>>>
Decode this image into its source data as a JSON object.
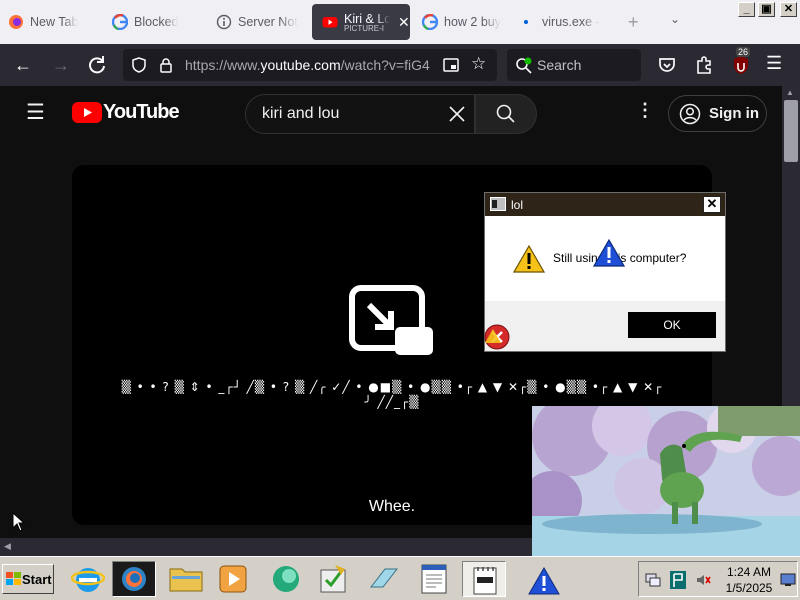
{
  "browser": {
    "tabs": [
      {
        "title": "New Tab",
        "icon": "firefox-icon",
        "active": false
      },
      {
        "title": "Blocked",
        "icon": "google-icon",
        "active": false
      },
      {
        "title": "Server Not",
        "icon": "info-icon",
        "active": false
      },
      {
        "title": "Kiri & Lo",
        "subtitle": "PICTURE-I",
        "icon": "youtube-icon",
        "active": true
      },
      {
        "title": "how 2 buy",
        "icon": "google-icon",
        "active": false
      },
      {
        "title": "virus.exe -",
        "icon": "loading-dot-icon",
        "active": false
      }
    ],
    "url": {
      "prefix": "https://www.",
      "host": "youtube.com",
      "path": "/watch?v=fiG4"
    },
    "search_placeholder": "Search",
    "extension_badge": "26"
  },
  "youtube": {
    "logo_text": "YouTube",
    "search_value": "kiri and lou",
    "signin_label": "Sign in",
    "player_message": "▒ • • ? ▒ ⇕ • _┌┘ ╱▒ • ? ▒ ╱╭ ✓╱ • ●■▒ • ●▒▒ •┌ ▲ ▼ ✕┌▒ • ●▒▒ •┌ ▲ ▼ ✕┌",
    "player_message_line2": "╯ ╱╱_┌▒",
    "caption": "Whee."
  },
  "dialog": {
    "title": "lol",
    "message": "Still using this computer?",
    "ok_label": "OK"
  },
  "taskbar": {
    "start_label": "Start",
    "clock_time": "1:24 AM",
    "clock_date": "1/5/2025"
  }
}
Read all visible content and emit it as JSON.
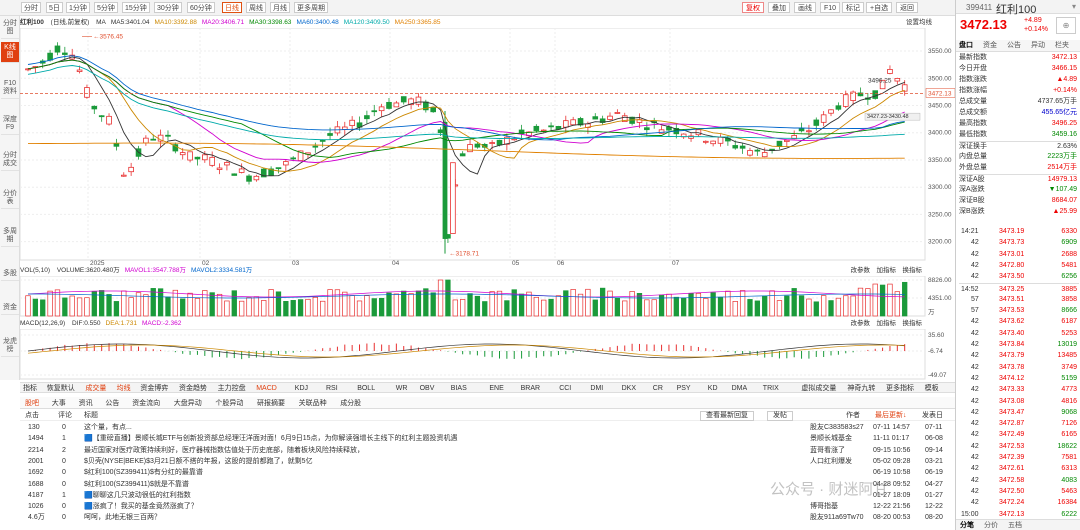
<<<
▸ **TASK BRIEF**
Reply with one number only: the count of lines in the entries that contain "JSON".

▸ **EXPECTED ANSWER**
2